Indeed, moderate Liberals, exercising their conscience votes, played a proud role historically in supporting issues such as the decriminalisation of homosexuality.
So why didn’t that happen automatically in this case? A conscience vote was ruled out when the Howard government decided to use the same-sex marriage issue to try to wedge off socially conservative voters from Labor. The wedge didn’t really work because a fearful Labor initially voted with Howard to ban same-sex marriage.
Nonetheless, in the process, opposing same-sex marriage became a major Liberal policy and was used symbolically to signal support for a range of other socially conservative positions, including more traditional gender roles.
Subsequently, then-prime minister Tony Abbott hoped that proposing a plebiscite on same-sex marriage would electorally wedge Labor and that same-sex marriage could be either defeated, in a 1999 republic-like turnaround or at least substantially delayed.
Only the delay has been achieved, with Australia lagging far behind other equivalent countries. However, the postal vote has allowed social conservatives to mount a highly contentious “religious freedom” case for allowing forms of discrimination against same-sex couples who marry.
So what now? Moderate Liberals such as Simon Birmingham have suggested that the obvious starting point for same-sex marriage legislation would be the Dean Smith bill.
That bill, like previous bills put forward by “yes” supporters, supports civil same-sex marriage but protects the right of religious organisations to decide whom they will marry.
However, it goes further in terms of protections for existing marriage celebrants and armed forces clerics. It also reaffirms the existing right of religious organisations and schools to teach their religious beliefs regarding marriage.

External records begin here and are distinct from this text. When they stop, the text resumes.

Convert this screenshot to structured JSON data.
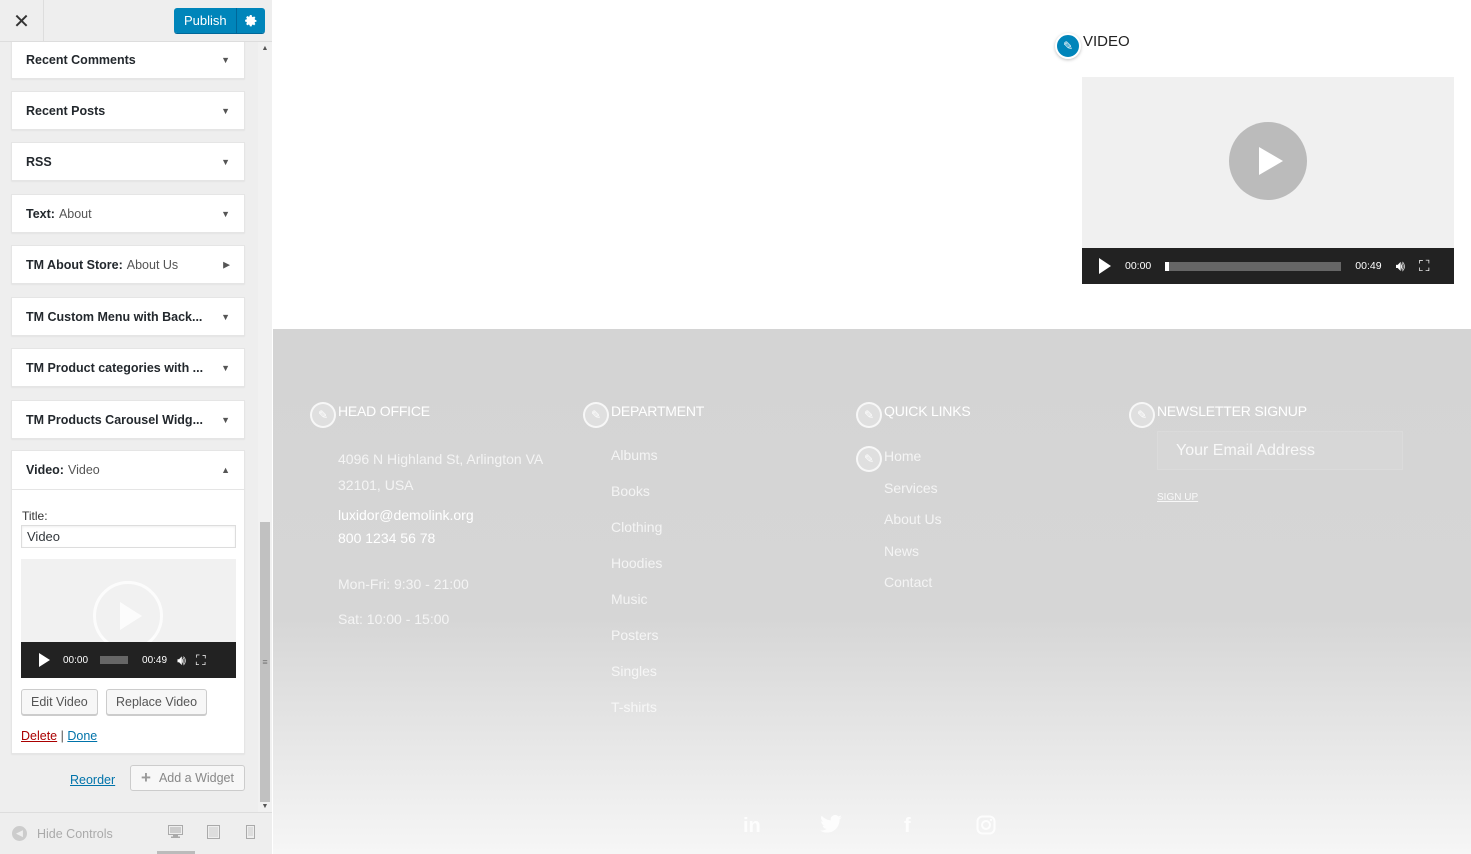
{
  "topbar": {
    "close_glyph": "✕",
    "publish_label": "Publish",
    "settings_icon": "gear-icon"
  },
  "widgets": [
    {
      "name": "Recent Comments",
      "sub": ""
    },
    {
      "name": "Recent Posts",
      "sub": ""
    },
    {
      "name": "RSS",
      "sub": ""
    },
    {
      "name": "Text:",
      "sub": "About"
    },
    {
      "name": "TM About Store:",
      "sub": "About Us"
    },
    {
      "name": "TM Custom Menu with Back...",
      "sub": ""
    },
    {
      "name": "TM Product categories with ...",
      "sub": ""
    },
    {
      "name": "TM Products Carousel Widg...",
      "sub": ""
    }
  ],
  "video_widget": {
    "name": "Video:",
    "sub": "Video",
    "title_label": "Title:",
    "title_value": "Video",
    "player": {
      "current_time": "00:00",
      "duration": "00:49"
    },
    "edit_label": "Edit Video",
    "replace_label": "Replace Video",
    "delete_label": "Delete",
    "separator": "|",
    "done_label": "Done"
  },
  "panel_footer": {
    "reorder_label": "Reorder",
    "add_widget_label": "Add a Widget"
  },
  "controls": {
    "hide_label": "Hide Controls"
  },
  "preview": {
    "video_title": "VIDEO",
    "player": {
      "current_time": "00:00",
      "duration": "00:49"
    },
    "footer": {
      "head_office": {
        "title": "HEAD OFFICE",
        "address1": "4096 N Highland St, Arlington VA",
        "address2": "32101, USA",
        "email": "luxidor@demolink.org",
        "phone": "800 1234 56 78",
        "hours1": "Mon-Fri: 9:30 - 21:00",
        "hours2": "Sat: 10:00 - 15:00"
      },
      "department": {
        "title": "DEPARTMENT",
        "links": [
          "Albums",
          "Books",
          "Clothing",
          "Hoodies",
          "Music",
          "Posters",
          "Singles",
          "T-shirts"
        ]
      },
      "quick_links": {
        "title": "QUICK LINKS",
        "links": [
          "Home",
          "Services",
          "About Us",
          "News",
          "Contact"
        ]
      },
      "newsletter": {
        "title": "NEWSLETTER SIGNUP",
        "placeholder": "Your Email Address",
        "signup_label": "SIGN UP"
      },
      "social_icons": [
        "linkedin-icon",
        "twitter-icon",
        "facebook-icon",
        "instagram-icon"
      ]
    }
  },
  "colors": {
    "accent": "#0085ba",
    "delete": "#a00000",
    "link": "#0073aa"
  }
}
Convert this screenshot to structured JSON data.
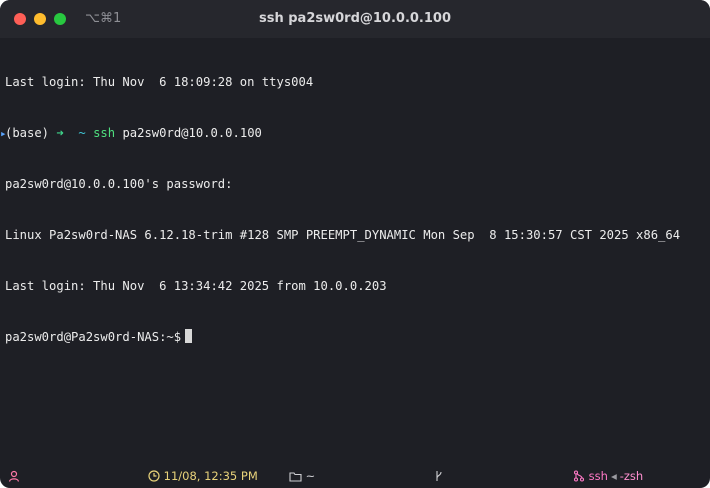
{
  "window": {
    "title": "ssh pa2sw0rd@10.0.0.100",
    "shortcut": "⌥⌘1"
  },
  "terminal": {
    "line1": "Last login: Thu Nov  6 18:09:28 on ttys004",
    "line2_env": "(base)",
    "line2_arrow": "➜",
    "line2_dir": "~",
    "line2_cmd": "ssh",
    "line2_args": "pa2sw0rd@10.0.0.100",
    "line3": "pa2sw0rd@10.0.0.100's password:",
    "line4": "Linux Pa2sw0rd-NAS 6.12.18-trim #128 SMP PREEMPT_DYNAMIC Mon Sep  8 15:30:57 CST 2025 x86_64",
    "line5": "Last login: Thu Nov  6 13:34:42 2025 from 10.0.0.203",
    "prompt": "pa2sw0rd@Pa2sw0rd-NAS:~$"
  },
  "statusbar": {
    "time": "11/08, 12:35 PM",
    "directory": "~",
    "process": "ssh",
    "separator": "◂",
    "shell": "-zsh"
  },
  "colors": {
    "background": "#1e1f25",
    "titlebar": "#26272d",
    "arrow": "#3fd48a",
    "command": "#4fe07f",
    "accent_pink": "#ff79c6",
    "time_yellow": "#e8d27a"
  }
}
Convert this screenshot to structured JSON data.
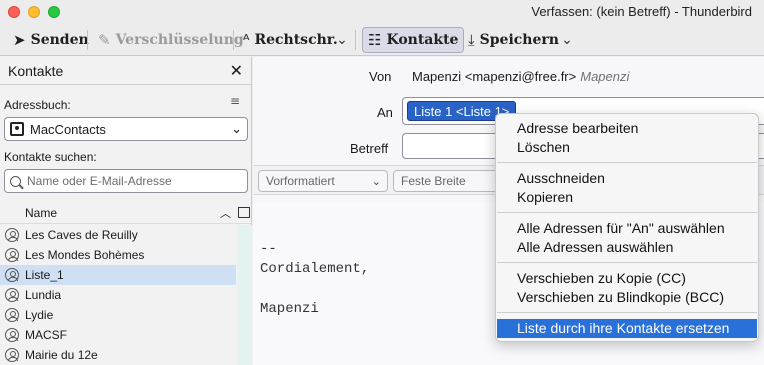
{
  "window": {
    "title": "Verfassen: (kein Betreff) - Thunderbird"
  },
  "toolbar": {
    "send": "Senden",
    "encryption": "Verschlüsselung",
    "spelling": "Rechtschr.",
    "contacts": "Kontakte",
    "save": "Speichern"
  },
  "sidebar": {
    "title": "Kontakte",
    "addressbook_label": "Adressbuch:",
    "addressbook_value": "MacContacts",
    "search_label": "Kontakte suchen:",
    "search_placeholder": "Name oder E-Mail-Adresse",
    "column_name": "Name",
    "contacts": [
      {
        "name": "Les Caves de Reuilly"
      },
      {
        "name": "Les Mondes Bohèmes"
      },
      {
        "name": "Liste_1"
      },
      {
        "name": "Lundia"
      },
      {
        "name": "Lydie"
      },
      {
        "name": "MACSF"
      },
      {
        "name": "Mairie du 12e"
      }
    ]
  },
  "compose": {
    "from_label": "Von",
    "from_value": "Mapenzi <mapenzi@free.fr>",
    "from_identity": "Mapenzi",
    "to_label": "An",
    "to_recipient": "Liste 1 <Liste 1>",
    "subject_label": "Betreff",
    "format_paragraph": "Vorformatiert",
    "format_font": "Feste Breite",
    "signature_lines": [
      "--",
      "Cordialement,",
      "",
      "Mapenzi"
    ]
  },
  "context_menu": {
    "items": [
      "Adresse bearbeiten",
      "Löschen",
      "Ausschneiden",
      "Kopieren",
      "Alle Adressen für \"An\" auswählen",
      "Alle Adressen auswählen",
      "Verschieben zu Kopie (CC)",
      "Verschieben zu Blindkopie (BCC)",
      "Liste durch ihre Kontakte ersetzen"
    ],
    "highlighted_index": 8
  },
  "colors": {
    "accent": "#2a70d9",
    "selection": "#cfe0f5",
    "pill": "#2a63c7"
  }
}
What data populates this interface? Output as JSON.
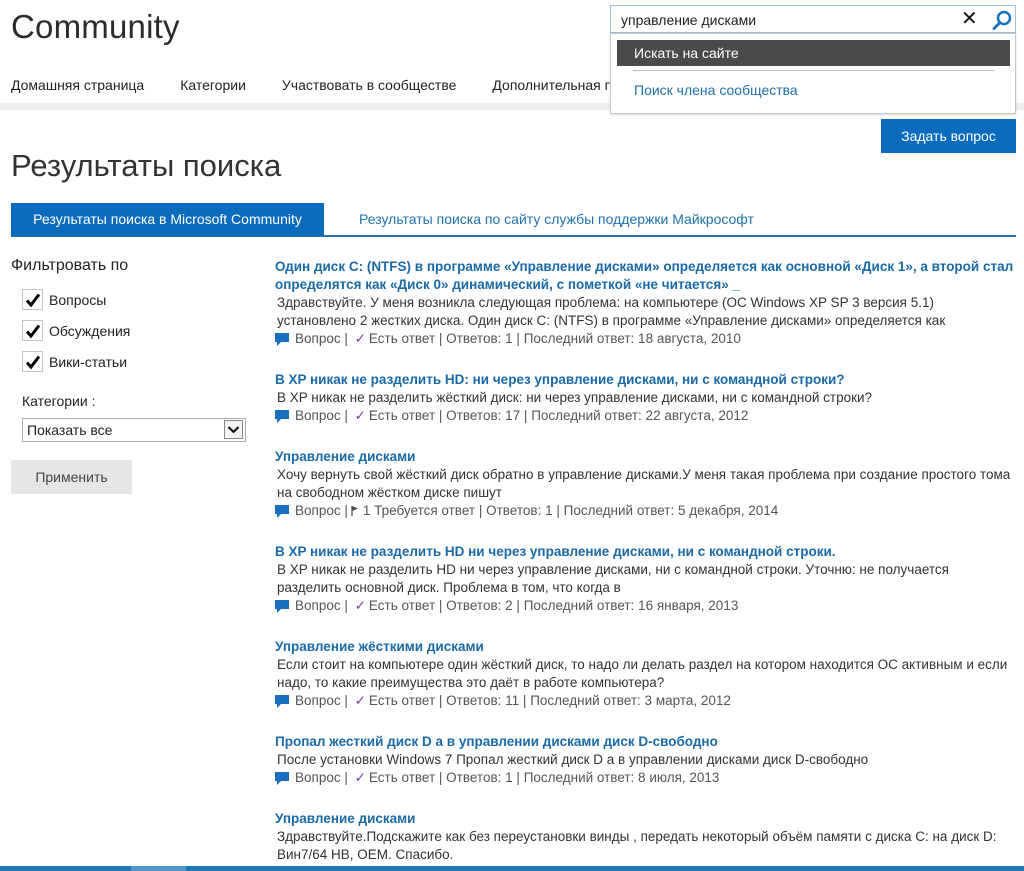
{
  "header": {
    "brand": "Community",
    "nav": [
      {
        "label": "Домашняя страница"
      },
      {
        "label": "Категории"
      },
      {
        "label": "Участвовать в сообществе"
      },
      {
        "label": "Дополнительная по"
      }
    ]
  },
  "search": {
    "value": "управление дисками",
    "clear_icon": "close-icon",
    "search_icon": "magnifier-icon",
    "dropdown": {
      "active_option": "Искать на сайте",
      "link_option": "Поиск члена сообщества"
    }
  },
  "ask_button": "Задать вопрос",
  "page_title": "Результаты поиска",
  "tabs": [
    {
      "label": "Результаты поиска в Microsoft Community",
      "active": true
    },
    {
      "label": "Результаты поиска по сайту службы поддержки Майкрософт",
      "active": false
    }
  ],
  "filter": {
    "title": "Фильтровать по",
    "checkboxes": [
      {
        "label": "Вопросы",
        "checked": true
      },
      {
        "label": "Обсуждения",
        "checked": true
      },
      {
        "label": "Вики-статьи",
        "checked": true
      }
    ],
    "categories_label": "Категории :",
    "categories_selected": "Показать все",
    "apply_label": "Применить"
  },
  "results": [
    {
      "title": "Один диск С: (NTFS) в программе «Управление дисками» определяется как основной «Диск 1», а второй стал определятся как «Диск 0» динамический, с пометкой «не читается» _",
      "snippet": "Здравствуйте. У меня возникла следующая проблема: на компьютере (ОС Windows XP SP 3 версия 5.1) установлено 2 жестких диска. Один диск С: (NTFS) в программе «Управление дисками» определяется как",
      "type": "Вопрос",
      "status": "Есть ответ",
      "status_icon": "check-icon",
      "replies": "Ответов: 1",
      "last_reply": "Последний ответ: 18 августа, 2010"
    },
    {
      "title": "В XP никак не разделить HD: ни через управление дисками, ни с командной строки?",
      "snippet": "В XP никак не разделить жёсткий диск: ни через управление дисками, ни с командной строки?",
      "type": "Вопрос",
      "status": "Есть ответ",
      "status_icon": "check-icon",
      "replies": "Ответов: 17",
      "last_reply": "Последний ответ: 22 августа, 2012"
    },
    {
      "title": "Управление дисками",
      "snippet": "Хочу вернуть свой жёсткий диск обратно в управление дисками.У меня такая проблема при создание простого тома на свободном жёстком диске пишут",
      "type": "Вопрос",
      "status": "1 Требуется ответ",
      "status_icon": "flag-icon",
      "replies": "Ответов: 1",
      "last_reply": "Последний ответ: 5 декабря, 2014"
    },
    {
      "title": "В XP никак не разделить HD ни через управление дисками, ни с командной строки.",
      "snippet": "В XP никак не разделить HD ни через управление дисками, ни с командной строки. Уточню: не получается разделить основной диск. Проблема в том, что когда в",
      "type": "Вопрос",
      "status": "Есть ответ",
      "status_icon": "check-icon",
      "replies": "Ответов: 2",
      "last_reply": "Последний ответ: 16 января, 2013"
    },
    {
      "title": "Управление жёсткими дисками",
      "snippet": "Если стоит на компьютере один жёсткий диск, то надо ли делать раздел на котором находится ОС активным и если надо, то какие преимущества это даёт в работе компьютера?",
      "type": "Вопрос",
      "status": "Есть ответ",
      "status_icon": "check-icon",
      "replies": "Ответов: 11",
      "last_reply": "Последний ответ: 3 марта, 2012"
    },
    {
      "title": "Пропал жесткий диск D а в управлении дисками диск D-свободно",
      "snippet": "После установки Windows 7 Пропал жесткий диск D а в управлении дисками диск D-свободно",
      "type": "Вопрос",
      "status": "Есть ответ",
      "status_icon": "check-icon",
      "replies": "Ответов: 1",
      "last_reply": "Последний ответ: 8 июля, 2013"
    },
    {
      "title": "Управление дисками",
      "snippet": "Здравствуйте.Подскажите как без переустановки винды , передать некоторый объём памяти с диска С: на диск D: Вин7/64 HB, OEM. Спасибо.",
      "type": "",
      "status": "",
      "status_icon": "",
      "replies": "",
      "last_reply": ""
    }
  ],
  "colors": {
    "accent": "#0b6cbd",
    "link": "#1a6aa8",
    "dropdown_active": "#4a4a4a",
    "check": "#7a3e9d",
    "taskbar": "#1e78b8"
  }
}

Labor has said it will support the Smith bill as a feasible cross-party compromise (though dissenting Labor members will still have a conscience vote).
While the Greens are concerned that the religious exemptions the Smith private member’s bill gives may go too far, they have also said that, if it came to the crunch they would support it rather than see same-sex marriage defeated.
By contrast, many social conservatives in the Coalition will be supporting the type of measures in James Paterson’s proposed bill – though leading conservative Mathias Cormann has reportedly helped facilitate the Smith bill.
Paterson’s bill extends far beyond protection of religious organisations. It not only provides protections for private businesses to refuse services to same-sex weddings, but also undermines existing anti-discrimination laws in other ways. For example, it protects broader positions about issues such as gender which Paterson says is necessary in order for opponents to be able to make their case against same-sex marriage.
Even if Paterson’s bill is not put to the vote, supporters could still move amendments to the Smith bill based on Paterson’s principles.
However, Turnbull, George Brandis and Birmingham have all argued strongly against undermining existing anti-discrimination laws and giving businesses the right to deny services to same-sex couples getting married. This will be a major relief to same-sex couples as well as to Labor, which potentially risked being wedged on the issue.
Whether Liberal supporters of the “yes” case make further concessions on issues of protecting religious organisations remains to be seen. However, many social conservatives will be far from happy that Turnbull has opposed them on anti-discrimination exemptions for business services.
Some Liberal supporters may even threaten to defect to Cory Bernardi’s party. Turnbull hopes to have the matter settled by Christmas but his troubles on this issue are far from over.
Consequently, the cause that was intended to wedge Labor has now ended up turning back upon the Liberals themselves. A socially conservative symbol that was meant to mobilise support from voters has instead mobilised warring factions within the government itself.